Mr. McCormick, the subject of this sketch, was the eldest in a family of eleven children. A Canadian by birth,
he was born Feb. 7, 1806. His father, Nathaniel McCormick, a native of Belfast, Ireland, emigrated to the hospitable
shores of America at an early day, and settled in the State of Pennsylvania. He subsequently removed to Canada,
where he married Miss Elinor Campbell, a lady of Scottish descent, as the name implies. When James was a small
boy his parents removed to the town of Porter, Niagara Co., in the State of New York, where he spent his early
life under the shadow of the paternal roof. After he came to manhood’s estate he divided his time for two years
between Ulster and Dutchess Counties, after which he went to Canada and was employed at carpenters’ work, building
locks on the Welland Canal. Returning to the scenes of his former home, he purchased a farm, and at the age of

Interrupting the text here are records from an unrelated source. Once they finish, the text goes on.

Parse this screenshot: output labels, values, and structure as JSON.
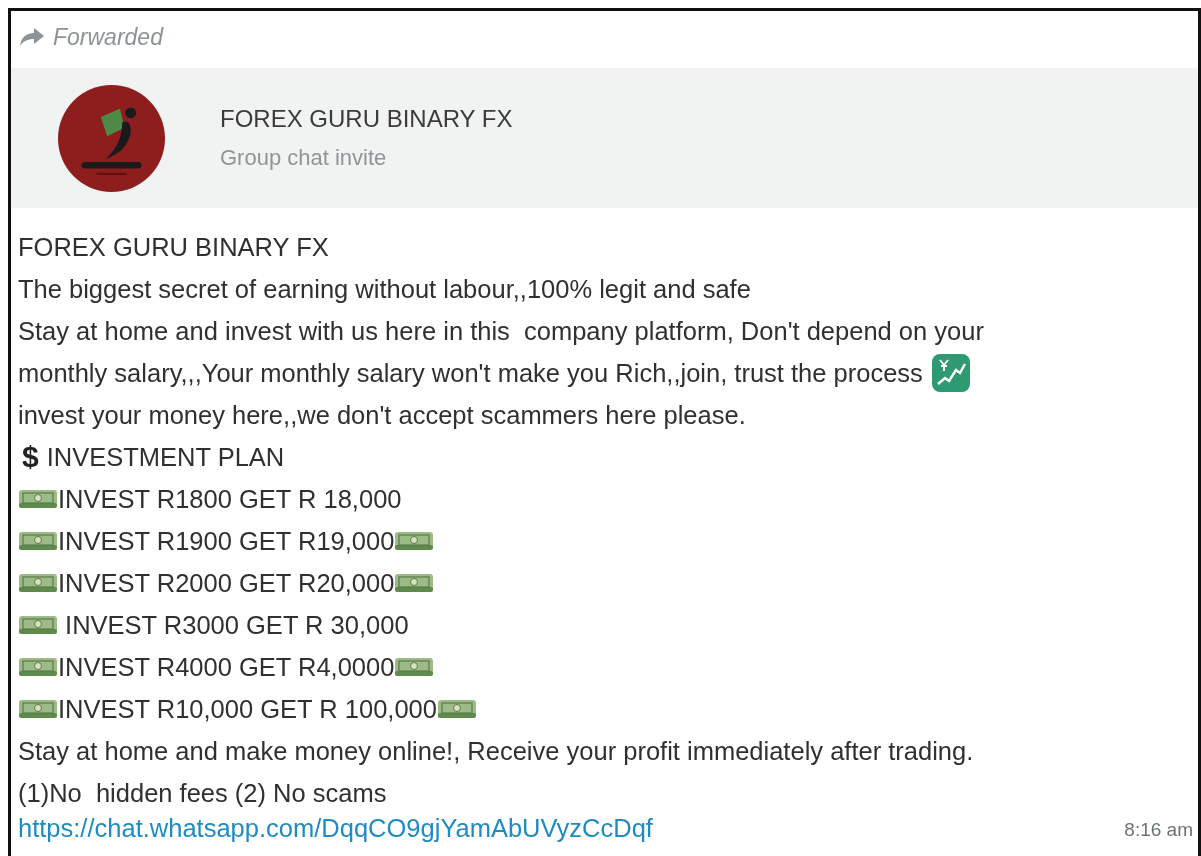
{
  "forwarded": {
    "label": "Forwarded"
  },
  "invite": {
    "title": "FOREX GURU BINARY FX",
    "subtitle": "Group chat invite"
  },
  "message": {
    "lines": [
      [
        {
          "kind": "text",
          "text": "FOREX GURU BINARY FX"
        }
      ],
      [
        {
          "kind": "text",
          "text": "The biggest secret of earning without labour,,100% legit and safe"
        }
      ],
      [
        {
          "kind": "text",
          "text": "Stay at home and invest with us here in this  company platform, Don't depend on your"
        }
      ],
      [
        {
          "kind": "text",
          "text": "monthly salary,,,Your monthly salary won't make you Rich,,join, trust the process"
        },
        {
          "kind": "chart"
        }
      ],
      [
        {
          "kind": "text",
          "text": "invest your money here,,we don't accept scammers here please."
        }
      ],
      [
        {
          "kind": "dollar",
          "text": "$"
        },
        {
          "kind": "text",
          "text": "INVESTMENT PLAN"
        }
      ],
      [
        {
          "kind": "banknote"
        },
        {
          "kind": "text",
          "text": "INVEST R1800 GET R 18,000"
        }
      ],
      [
        {
          "kind": "banknote"
        },
        {
          "kind": "text",
          "text": "INVEST R1900 GET R19,000"
        },
        {
          "kind": "banknote"
        }
      ],
      [
        {
          "kind": "banknote"
        },
        {
          "kind": "text",
          "text": "INVEST R2000 GET R20,000"
        },
        {
          "kind": "banknote"
        }
      ],
      [
        {
          "kind": "banknote"
        },
        {
          "kind": "text",
          "text": " INVEST R3000 GET R 30,000"
        }
      ],
      [
        {
          "kind": "banknote"
        },
        {
          "kind": "text",
          "text": "INVEST R4000 GET R4,0000"
        },
        {
          "kind": "banknote"
        }
      ],
      [
        {
          "kind": "banknote"
        },
        {
          "kind": "text",
          "text": "INVEST R10,000 GET R 100,000"
        },
        {
          "kind": "banknote"
        }
      ],
      [
        {
          "kind": "text",
          "text": "Stay at home and make money online!, Receive your profit immediately after trading."
        }
      ],
      [
        {
          "kind": "text",
          "text": "(1)No  hidden fees (2) No scams"
        }
      ]
    ],
    "link": "https://chat.whatsapp.com/DqqCO9gjYamAbUVyzCcDqf",
    "time": "8:16 am"
  }
}
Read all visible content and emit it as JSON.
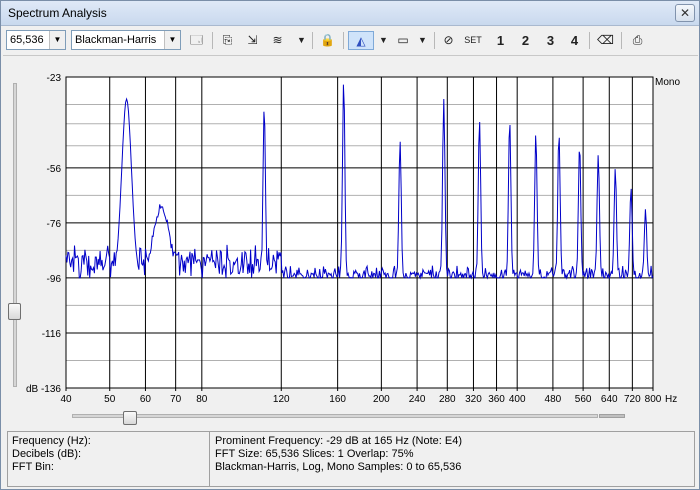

twenty-six years chose for a wife Miss Maria Billings. She was born March 25, 1816, near Albany, N.Y., as were
also her parents. They subsequently removed to Monroe County, where is located the family burial-place. In 1833
Mr. McCormick disposed of his Eastern home, and, with his family, emigrated to the then far West, locating in Michigan,
where, after several changes of location, he settled upon the splendid farm he now occupies. It was then a dense
forest, unbroken by the woodman’s axe, and the tall hemlocks marked the spot where now stands his beautiful residence.
Mr. McCormick possessed, however, the requisite energy to carve a home out of the wilderness; this, combined with
his indomitable will, has worked the transformation.
He has given much attention to the raising of fine fruits, especially peaches, having, during the past year, shipped
(to Chicago) fourteen thousand baskets, produced from his own orchards, of this delicious fruit. This land is also
well adapted to the raising of the various grains, of which very bountiful harvests are reaped.
Mr. McCormick has few political aspirations; he formerly voted the Whig ticket, and is generally known as a Republican,
though not a partisan; his vote is a matter of right rather than that of party. He has held several minor township
offices, but is not ambitious for political preferment. Mr. and Mrs. McCormick have been cheered by the presence
of thirteen children, eight of whom are now living; these are married and settled near the paternal borne, with
the exception of the youngest son, who resides upon the old homestead. Though not a man of strong religious fervor,
Mr. McCormick is inclined to the belief of the Spiritualists.
History of Allegan and Berry Counties, Michigan
With Illistrations and Biographical Sketches
of Their Men and Pioneers.
D. W. Ensign & Co., Philadelphia 1880
Press of J. B. Lippincoff & Co., Philadelphia.